WHAT THIS TASK INVOLVES = Restate the entries below verbatim.

Dataset rows describing interfaces =
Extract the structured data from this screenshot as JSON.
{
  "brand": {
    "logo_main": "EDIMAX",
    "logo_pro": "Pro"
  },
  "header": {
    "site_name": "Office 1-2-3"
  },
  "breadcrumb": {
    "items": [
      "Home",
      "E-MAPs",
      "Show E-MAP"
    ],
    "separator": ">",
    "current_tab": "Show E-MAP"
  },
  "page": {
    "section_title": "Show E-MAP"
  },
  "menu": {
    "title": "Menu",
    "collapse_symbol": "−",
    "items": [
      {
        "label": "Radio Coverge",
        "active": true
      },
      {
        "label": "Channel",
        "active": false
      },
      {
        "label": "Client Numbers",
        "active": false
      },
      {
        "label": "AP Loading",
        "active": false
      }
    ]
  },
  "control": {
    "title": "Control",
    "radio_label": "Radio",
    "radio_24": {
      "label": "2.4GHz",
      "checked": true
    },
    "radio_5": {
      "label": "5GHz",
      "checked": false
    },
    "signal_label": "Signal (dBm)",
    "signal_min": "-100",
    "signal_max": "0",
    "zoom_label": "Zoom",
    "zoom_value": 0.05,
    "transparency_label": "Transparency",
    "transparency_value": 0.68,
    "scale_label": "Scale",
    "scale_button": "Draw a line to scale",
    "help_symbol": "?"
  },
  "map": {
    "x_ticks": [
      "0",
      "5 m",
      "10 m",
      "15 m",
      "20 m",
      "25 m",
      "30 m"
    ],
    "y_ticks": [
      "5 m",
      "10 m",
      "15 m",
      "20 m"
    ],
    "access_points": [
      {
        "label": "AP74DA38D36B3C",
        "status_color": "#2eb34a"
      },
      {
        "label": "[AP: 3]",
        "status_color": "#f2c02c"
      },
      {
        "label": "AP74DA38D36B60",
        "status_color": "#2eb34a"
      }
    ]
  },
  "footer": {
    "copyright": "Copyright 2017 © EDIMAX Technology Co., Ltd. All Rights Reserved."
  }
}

RESULT FOR THIS EXERCISE =
Extract the structured data from this screenshot as JSON.
{
  "brand": {
    "logo_main": "EDIMAX",
    "logo_pro": "Pro"
  },
  "header": {
    "site_name": "Office 1-2-3"
  },
  "breadcrumb": {
    "items": [
      "Home",
      "E-MAPs",
      "Show E-MAP"
    ],
    "separator": ">",
    "current_tab": "Show E-MAP"
  },
  "page": {
    "section_title": "Show E-MAP"
  },
  "menu": {
    "title": "Menu",
    "collapse_symbol": "−",
    "items": [
      {
        "label": "Radio Coverge",
        "active": true
      },
      {
        "label": "Channel",
        "active": false
      },
      {
        "label": "Client Numbers",
        "active": false
      },
      {
        "label": "AP Loading",
        "active": false
      }
    ]
  },
  "control": {
    "title": "Control",
    "radio_label": "Radio",
    "radio_24": {
      "label": "2.4GHz",
      "checked": true
    },
    "radio_5": {
      "label": "5GHz",
      "checked": false
    },
    "signal_label": "Signal (dBm)",
    "signal_min": "-100",
    "signal_max": "0",
    "zoom_label": "Zoom",
    "zoom_value": 0.05,
    "transparency_label": "Transparency",
    "transparency_value": 0.68,
    "scale_label": "Scale",
    "scale_button": "Draw a line to scale",
    "help_symbol": "?"
  },
  "map": {
    "x_ticks": [
      "0",
      "5 m",
      "10 m",
      "15 m",
      "20 m",
      "25 m",
      "30 m"
    ],
    "y_ticks": [
      "5 m",
      "10 m",
      "15 m",
      "20 m"
    ],
    "access_points": [
      {
        "label": "AP74DA38D36B3C",
        "status_color": "#2eb34a"
      },
      {
        "label": "[AP: 3]",
        "status_color": "#f2c02c"
      },
      {
        "label": "AP74DA38D36B60",
        "status_color": "#2eb34a"
      }
    ]
  },
  "footer": {
    "copyright": "Copyright 2017 © EDIMAX Technology Co., Ltd. All Rights Reserved."
  }
}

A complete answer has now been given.